Now that I’ve got that off my chest I can go on to more suicides. These are not fun stories to remember or to tell. But they should be told so that readers will know the things that we encounter in the normal course of business. More often than not we are grief counselors, social workers, or mediators in these incidents. Experience has shown that agents just looking for a fast easy commission don’t last long in the business, but that’s a whole other set of stories.
For this one we have to go back to St. Genevieve where all the Legals and Gauthiers live. There was an almost complete tri-level house that Ulysses Legal had designed and built. It was an amazing design featuring (among other things) a mezzanine walkway across the whole second floor of the building. At first blush, it was the ideal building of a dream house and household. I was soon to discover that it was more complicated than that. My first visit was cordial enough as I went through the house in an effort to evaluate its market value. But I had a sense of tension between husband and wife, nothing I could put my finger on, but still it was there. I said I would return after I’d had a chance to determine a reasonable selling price.
On my return there was tension in the air even as I pulled up in the driveway. It only increased when I entered the house. There had apparently been a fight about selling or not selling the place. Lucille apparently didn’t want to sell at all, and he, Ulysses just wanted to be rid of it. It wasn’t very long before he had signed the agreement and she tearfully co signed.
That wasn’t the end of it. Apparently, Ulysses had gone into a depression and had become aggressive toward his wife that I later learned was what happened when he was coming down from a drug binge. I had driven out two days later to put up my “for sale” sign and went in to the house to let them know what I had done. The air was electric. Lucille had a few marks on her arms as well as a black eye. She was in an agitated state and said she was going to stay with her sister in Winnipeg for a few days.
“How are you going to get there?” I wanted to know, realizing the tension in the room.
“Oh, I’ll take the bus tomorrow,” she answered.
“No, get your things together. You’re coming into town with me,” I more or less commanded. I had a feeling that if she didn’t get out of there right away, something dangerous would happen to her. She complied and we left.

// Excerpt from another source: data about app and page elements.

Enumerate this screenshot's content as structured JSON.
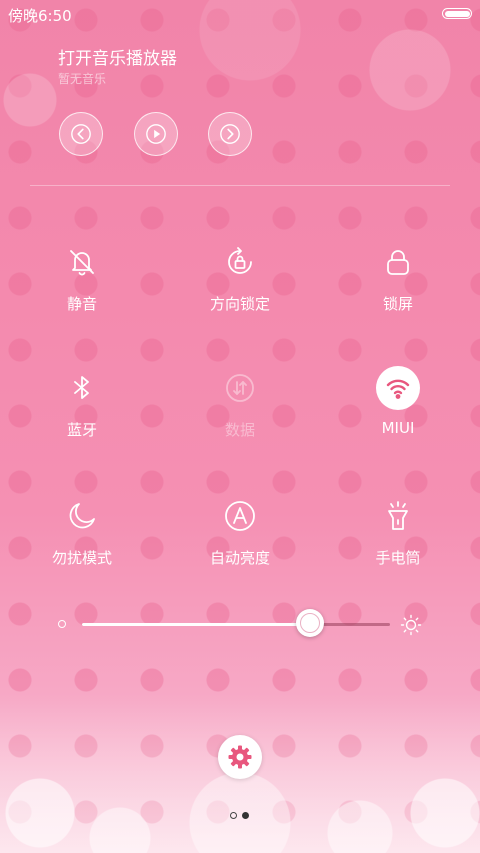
{
  "status_bar": {
    "time": "傍晚6:50"
  },
  "music": {
    "title": "打开音乐播放器",
    "subtitle": "暂无音乐",
    "controls": [
      "previous-icon",
      "play-icon",
      "next-icon"
    ]
  },
  "toggles": [
    {
      "label": "静音",
      "icon": "bell-off-icon",
      "state": "off"
    },
    {
      "label": "方向锁定",
      "icon": "rotation-lock-icon",
      "state": "off"
    },
    {
      "label": "锁屏",
      "icon": "lock-icon",
      "state": "off"
    },
    {
      "label": "蓝牙",
      "icon": "bluetooth-icon",
      "state": "off"
    },
    {
      "label": "数据",
      "icon": "mobile-data-icon",
      "state": "disabled"
    },
    {
      "label": "MIUI",
      "icon": "wifi-icon",
      "state": "on"
    },
    {
      "label": "勿扰模式",
      "icon": "moon-icon",
      "state": "off"
    },
    {
      "label": "自动亮度",
      "icon": "auto-brightness-icon",
      "state": "off"
    },
    {
      "label": "手电筒",
      "icon": "flashlight-icon",
      "state": "off"
    }
  ],
  "brightness": {
    "level": 0.74
  },
  "pager": {
    "total": 2,
    "current": 2
  },
  "colors": {
    "accent": "#e8577e",
    "background": "#f48aae"
  }
}
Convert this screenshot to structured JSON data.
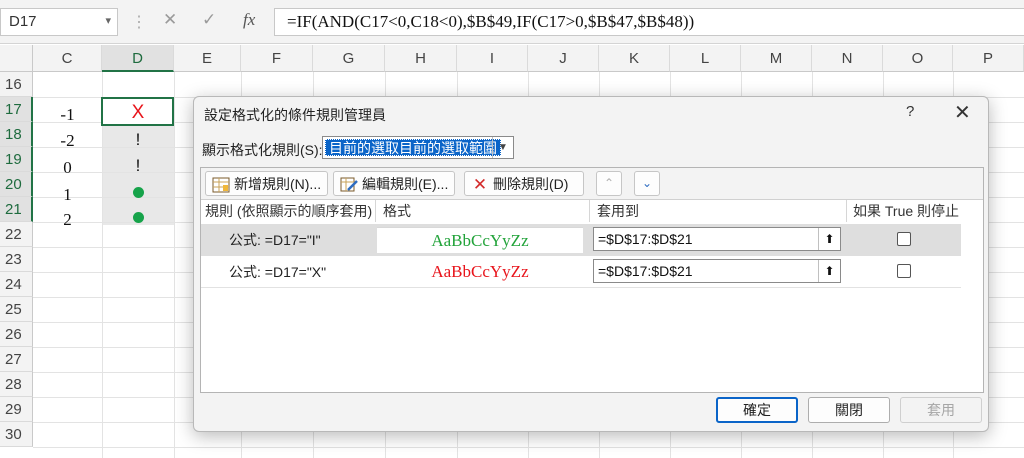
{
  "formula_bar": {
    "name_box": "D17",
    "cancel_glyph": "✕",
    "enter_glyph": "✓",
    "fx_label": "fx",
    "formula": "=IF(AND(C17<0,C18<0),$B$49,IF(C17>0,$B$47,$B$48))"
  },
  "columns": [
    "C",
    "D",
    "E",
    "F",
    "G",
    "H",
    "I",
    "J",
    "K",
    "L",
    "M",
    "N",
    "O",
    "P"
  ],
  "rows": [
    "16",
    "17",
    "18",
    "19",
    "20",
    "21",
    "22",
    "23",
    "24",
    "25",
    "26",
    "27",
    "28",
    "29",
    "30"
  ],
  "cells": {
    "c17": "-1",
    "c18": "-2",
    "c19": "0",
    "c20": "1",
    "c21": "2",
    "d17": "X",
    "d18": "!",
    "d19": "!"
  },
  "colors": {
    "excel_green": "#217346",
    "red_x": "#e8141b",
    "green_dot": "#16a34a",
    "preview_green": "#22a33a",
    "preview_red": "#e8141b",
    "selection_blue": "#0a64c8"
  },
  "dialog": {
    "title": "設定格式化的條件規則管理員",
    "help": "?",
    "close": "✕",
    "show_label": "顯示格式化規則(S):",
    "show_value": "目前的選取目前的選取範圍",
    "toolbar": {
      "new_rule": "新增規則(N)...",
      "edit_rule": "編輯規則(E)...",
      "delete_rule": "刪除規則(D)",
      "move_up": "⌃",
      "move_down": "⌄"
    },
    "headers": {
      "rule": "規則 (依照顯示的順序套用)",
      "format": "格式",
      "applies_to": "套用到",
      "stop_if_true": "如果 True 則停止"
    },
    "rules": [
      {
        "rule": "公式: =D17=\"I\"",
        "preview": "AaBbCcYyZz",
        "applies": "=$D$17:$D$21"
      },
      {
        "rule": "公式: =D17=\"X\"",
        "preview": "AaBbCcYyZz",
        "applies": "=$D$17:$D$21"
      }
    ],
    "buttons": {
      "ok": "確定",
      "close": "關閉",
      "apply": "套用"
    }
  }
}
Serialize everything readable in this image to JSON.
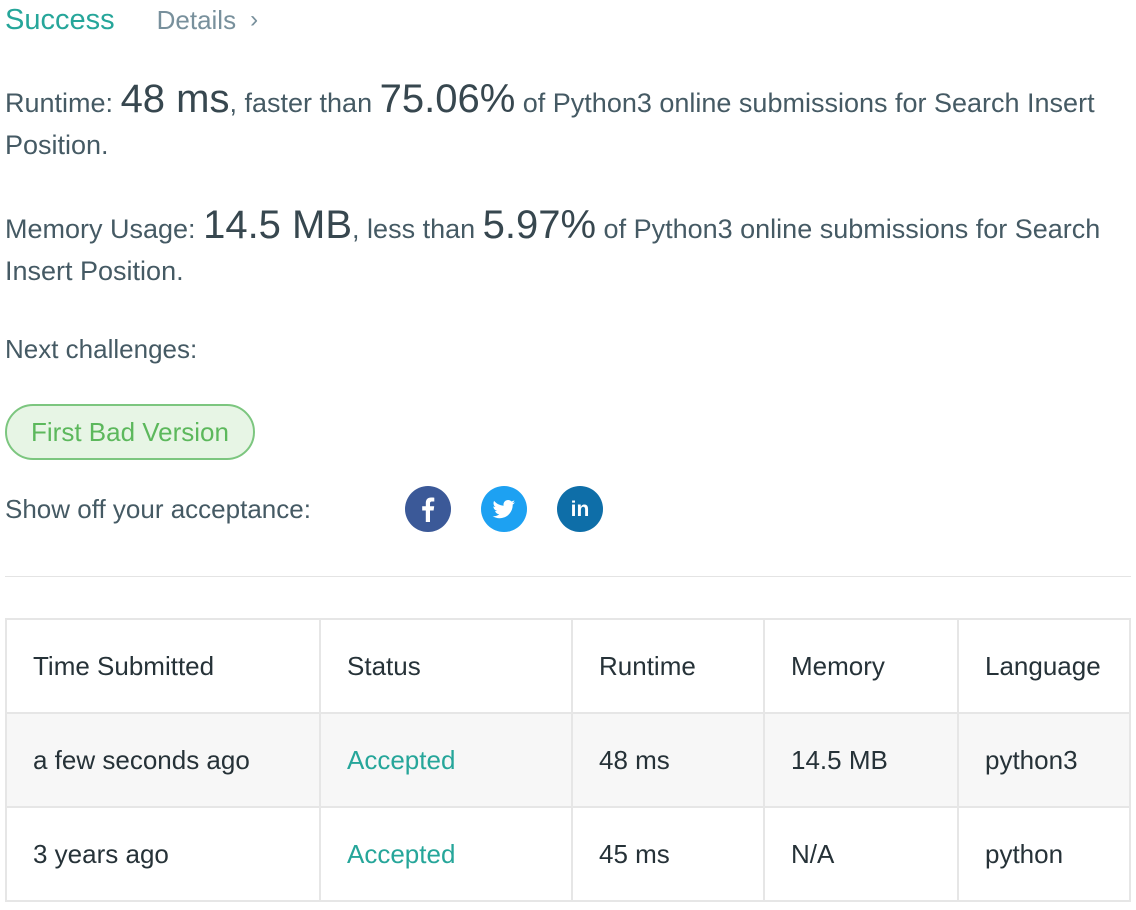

On the way Lucille broke down crying – no, sobbing about her situation. Drugs, she said. It was the drugs Ulysses couldn’t kick. Every time he tried he would, after a few days get depressed, and ultimately become aggressive. By the time we got to Lucille’s sister’s place, she had pretty well cried herself out. She thanked me for my understanding and for the ride (which probably saved her life) and left my car. I watched her go to the door and enter the house.
Pretty well rattled by the experience, I stewed over it for days. There were a number of showings on the property and I had a lockbox there so I wouldn’t have to attend each one. When an offer came in from an agent in Steinbach I did manage to close it. I can’t remember if Lucille was back home at the time or not, but suffice it to say that it was a done deal.
Now I could put it behind me and move on to something else. Ha ha, little did I know. A week or so after the deal was completed somebody found Ulysses hanging from the railing of the mezzanine floor overlooking the main entry. It was determined to be a suicide. After checking with the lawyer to confirm that the deal would stand, I promptly turned to happier thoughts when I got a call from the buyer, a machinist at Griffin Steel. He’d heard of the suicide and wanted to know what kind of a discount he could get in the price if he would proceed with the purchase.
Of course I knew that withdrawing from the sale would cost him his deposit (plus other penalties and punitive damages). It’s at times like these that my sarcastic humor automatically kicks in. I told him that the lawyers and I were trying to determine the surcharge there would be for the privilege of buying a suicide home and we would be in touch with his lawyers on determining that. He said ‘Oh’ and hung up the phone.
I don’t know if my response saved any further headaches or not but the deal finalized without any further hitches and I could go on to other things.